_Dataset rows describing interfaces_

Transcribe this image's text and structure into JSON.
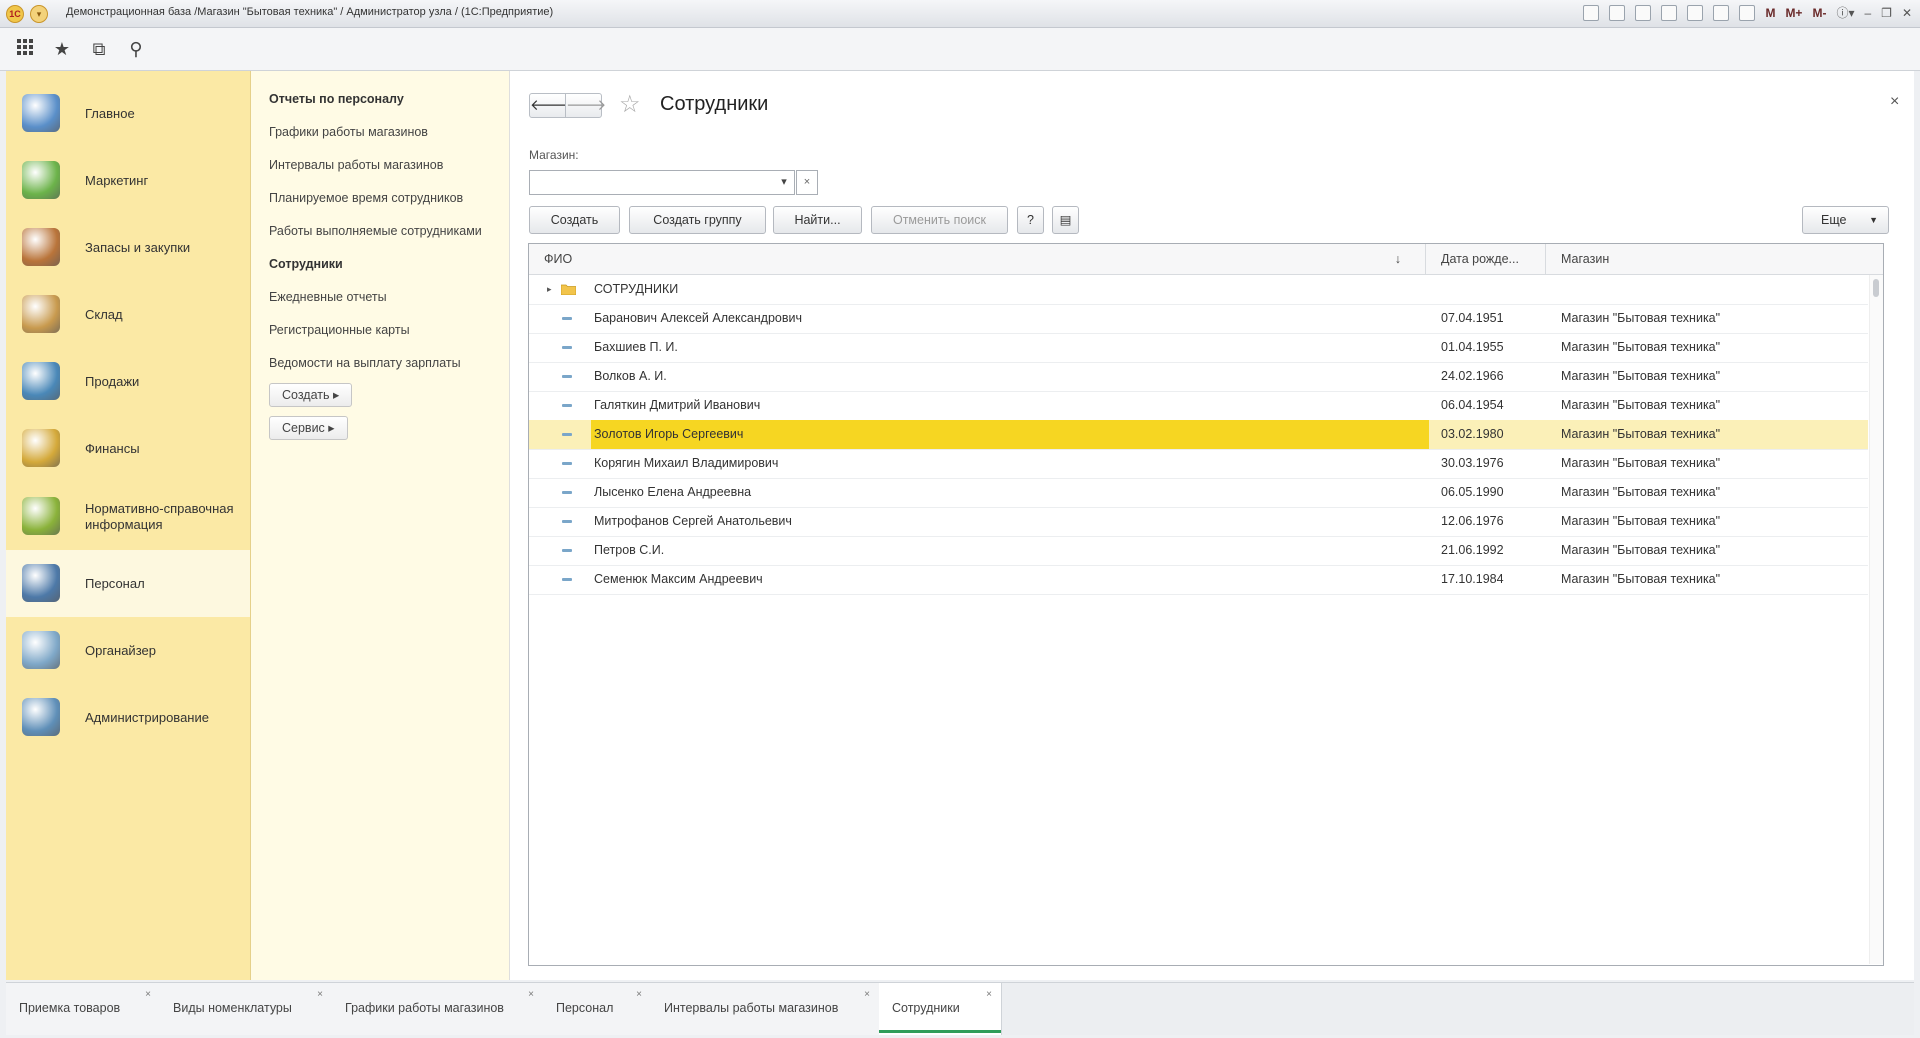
{
  "window": {
    "title": "Демонстрационная база /Магазин \"Бытовая техника\" / Администратор узла /  (1С:Предприятие)",
    "logo_text": "1С",
    "title_icons": [
      "M",
      "M+",
      "M-"
    ]
  },
  "toolbar": {
    "icons": [
      "apps-grid-icon",
      "star-icon",
      "history-icon",
      "search-icon"
    ]
  },
  "sidebar": {
    "items": [
      {
        "label": "Главное",
        "icon": "main-icon",
        "color": "#5a8fc9"
      },
      {
        "label": "Маркетинг",
        "icon": "marketing-pie-icon",
        "color": "#6cb34a"
      },
      {
        "label": "Запасы и закупки",
        "icon": "stock-boxes-icon",
        "color": "#b9743a"
      },
      {
        "label": "Склад",
        "icon": "warehouse-shelf-icon",
        "color": "#c89a4e"
      },
      {
        "label": "Продажи",
        "icon": "cash-register-icon",
        "color": "#4a88b8"
      },
      {
        "label": "Финансы",
        "icon": "coins-icon",
        "color": "#d4a93a"
      },
      {
        "label": "Нормативно-справочная информация",
        "icon": "binders-icon",
        "color": "#8ab23a"
      },
      {
        "label": "Персонал",
        "icon": "person-icon",
        "color": "#4d79a8"
      },
      {
        "label": "Органайзер",
        "icon": "clipboard-icon",
        "color": "#7fa8c8"
      },
      {
        "label": "Администрирование",
        "icon": "computer-icon",
        "color": "#5f8fb8"
      }
    ],
    "active_index": 7
  },
  "subsection": {
    "header": "Отчеты по персоналу",
    "links": [
      "Графики работы магазинов",
      "Интервалы работы магазинов",
      "Планируемое время сотрудников",
      "Работы выполняемые сотрудниками",
      "Сотрудники",
      "Ежедневные отчеты",
      "Регистрационные карты",
      "Ведомости на выплату зарплаты"
    ],
    "create_button": "Создать ▸",
    "service_button": "Сервис ▸"
  },
  "form": {
    "title": "Сотрудники",
    "back": "🡐",
    "forward": "🡒",
    "close": "×",
    "filter_label": "Магазин:",
    "filter_value": "",
    "filter_dropdown": "▾",
    "filter_clear": "×",
    "buttons": {
      "create": "Создать",
      "create_group": "Создать группу",
      "find": "Найти...",
      "cancel_search": "Отменить поиск",
      "help": "?",
      "more": "Еще"
    }
  },
  "table": {
    "columns": [
      "ФИО",
      "Дата рожде...",
      "Магазин"
    ],
    "sort_indicator": "↓",
    "group_row": "СОТРУДНИКИ",
    "rows": [
      {
        "fio": "Баранович Алексей Александрович",
        "date": "07.04.1951",
        "store": "Магазин \"Бытовая техника\""
      },
      {
        "fio": "Бахшиев П. И.",
        "date": "01.04.1955",
        "store": "Магазин \"Бытовая техника\""
      },
      {
        "fio": "Волков А. И.",
        "date": "24.02.1966",
        "store": "Магазин \"Бытовая техника\""
      },
      {
        "fio": "Галяткин Дмитрий Иванович",
        "date": "06.04.1954",
        "store": "Магазин \"Бытовая техника\""
      },
      {
        "fio": "Золотов Игорь Сергеевич",
        "date": "03.02.1980",
        "store": "Магазин \"Бытовая техника\""
      },
      {
        "fio": "Корягин Михаил Владимирович",
        "date": "30.03.1976",
        "store": "Магазин \"Бытовая техника\""
      },
      {
        "fio": "Лысенко Елена Андреевна",
        "date": "06.05.1990",
        "store": "Магазин \"Бытовая техника\""
      },
      {
        "fio": "Митрофанов Сергей Анатольевич",
        "date": "12.06.1976",
        "store": "Магазин \"Бытовая техника\""
      },
      {
        "fio": "Петров С.И.",
        "date": "21.06.1992",
        "store": "Магазин \"Бытовая техника\""
      },
      {
        "fio": "Семенюк Максим Андреевич",
        "date": "17.10.1984",
        "store": "Магазин \"Бытовая техника\""
      }
    ],
    "selected_index": 4
  },
  "tabs": [
    {
      "label": "Приемка товаров"
    },
    {
      "label": "Виды номенклатуры"
    },
    {
      "label": "Графики работы магазинов"
    },
    {
      "label": "Персонал"
    },
    {
      "label": "Интервалы работы магазинов"
    },
    {
      "label": "Сотрудники"
    }
  ],
  "active_tab": 5,
  "colors": {
    "sidebar_bg": "#fbe9a5",
    "selection": "#f6d622",
    "active_tab_underline": "#2f9d5a"
  }
}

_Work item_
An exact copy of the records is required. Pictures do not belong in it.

_Reply_
Transcribe this image's text and structure into JSON.
{
  "window": {
    "title": "Демонстрационная база /Магазин \"Бытовая техника\" / Администратор узла /  (1С:Предприятие)",
    "logo_text": "1С",
    "title_icons": [
      "M",
      "M+",
      "M-"
    ]
  },
  "toolbar": {
    "icons": [
      "apps-grid-icon",
      "star-icon",
      "history-icon",
      "search-icon"
    ]
  },
  "sidebar": {
    "items": [
      {
        "label": "Главное",
        "icon": "main-icon",
        "color": "#5a8fc9"
      },
      {
        "label": "Маркетинг",
        "icon": "marketing-pie-icon",
        "color": "#6cb34a"
      },
      {
        "label": "Запасы и закупки",
        "icon": "stock-boxes-icon",
        "color": "#b9743a"
      },
      {
        "label": "Склад",
        "icon": "warehouse-shelf-icon",
        "color": "#c89a4e"
      },
      {
        "label": "Продажи",
        "icon": "cash-register-icon",
        "color": "#4a88b8"
      },
      {
        "label": "Финансы",
        "icon": "coins-icon",
        "color": "#d4a93a"
      },
      {
        "label": "Нормативно-справочная информация",
        "icon": "binders-icon",
        "color": "#8ab23a"
      },
      {
        "label": "Персонал",
        "icon": "person-icon",
        "color": "#4d79a8"
      },
      {
        "label": "Органайзер",
        "icon": "clipboard-icon",
        "color": "#7fa8c8"
      },
      {
        "label": "Администрирование",
        "icon": "computer-icon",
        "color": "#5f8fb8"
      }
    ],
    "active_index": 7
  },
  "subsection": {
    "header": "Отчеты по персоналу",
    "links": [
      "Графики работы магазинов",
      "Интервалы работы магазинов",
      "Планируемое время сотрудников",
      "Работы выполняемые сотрудниками",
      "Сотрудники",
      "Ежедневные отчеты",
      "Регистрационные карты",
      "Ведомости на выплату зарплаты"
    ],
    "create_button": "Создать ▸",
    "service_button": "Сервис ▸"
  },
  "form": {
    "title": "Сотрудники",
    "back": "🡐",
    "forward": "🡒",
    "close": "×",
    "filter_label": "Магазин:",
    "filter_value": "",
    "filter_dropdown": "▾",
    "filter_clear": "×",
    "buttons": {
      "create": "Создать",
      "create_group": "Создать группу",
      "find": "Найти...",
      "cancel_search": "Отменить поиск",
      "help": "?",
      "more": "Еще"
    }
  },
  "table": {
    "columns": [
      "ФИО",
      "Дата рожде...",
      "Магазин"
    ],
    "sort_indicator": "↓",
    "group_row": "СОТРУДНИКИ",
    "rows": [
      {
        "fio": "Баранович Алексей Александрович",
        "date": "07.04.1951",
        "store": "Магазин \"Бытовая техника\""
      },
      {
        "fio": "Бахшиев П. И.",
        "date": "01.04.1955",
        "store": "Магазин \"Бытовая техника\""
      },
      {
        "fio": "Волков А. И.",
        "date": "24.02.1966",
        "store": "Магазин \"Бытовая техника\""
      },
      {
        "fio": "Галяткин Дмитрий Иванович",
        "date": "06.04.1954",
        "store": "Магазин \"Бытовая техника\""
      },
      {
        "fio": "Золотов Игорь Сергеевич",
        "date": "03.02.1980",
        "store": "Магазин \"Бытовая техника\""
      },
      {
        "fio": "Корягин Михаил Владимирович",
        "date": "30.03.1976",
        "store": "Магазин \"Бытовая техника\""
      },
      {
        "fio": "Лысенко Елена Андреевна",
        "date": "06.05.1990",
        "store": "Магазин \"Бытовая техника\""
      },
      {
        "fio": "Митрофанов Сергей Анатольевич",
        "date": "12.06.1976",
        "store": "Магазин \"Бытовая техника\""
      },
      {
        "fio": "Петров С.И.",
        "date": "21.06.1992",
        "store": "Магазин \"Бытовая техника\""
      },
      {
        "fio": "Семенюк Максим Андреевич",
        "date": "17.10.1984",
        "store": "Магазин \"Бытовая техника\""
      }
    ],
    "selected_index": 4
  },
  "tabs": [
    {
      "label": "Приемка товаров"
    },
    {
      "label": "Виды номенклатуры"
    },
    {
      "label": "Графики работы магазинов"
    },
    {
      "label": "Персонал"
    },
    {
      "label": "Интервалы работы магазинов"
    },
    {
      "label": "Сотрудники"
    }
  ],
  "active_tab": 5,
  "colors": {
    "sidebar_bg": "#fbe9a5",
    "selection": "#f6d622",
    "active_tab_underline": "#2f9d5a"
  }
}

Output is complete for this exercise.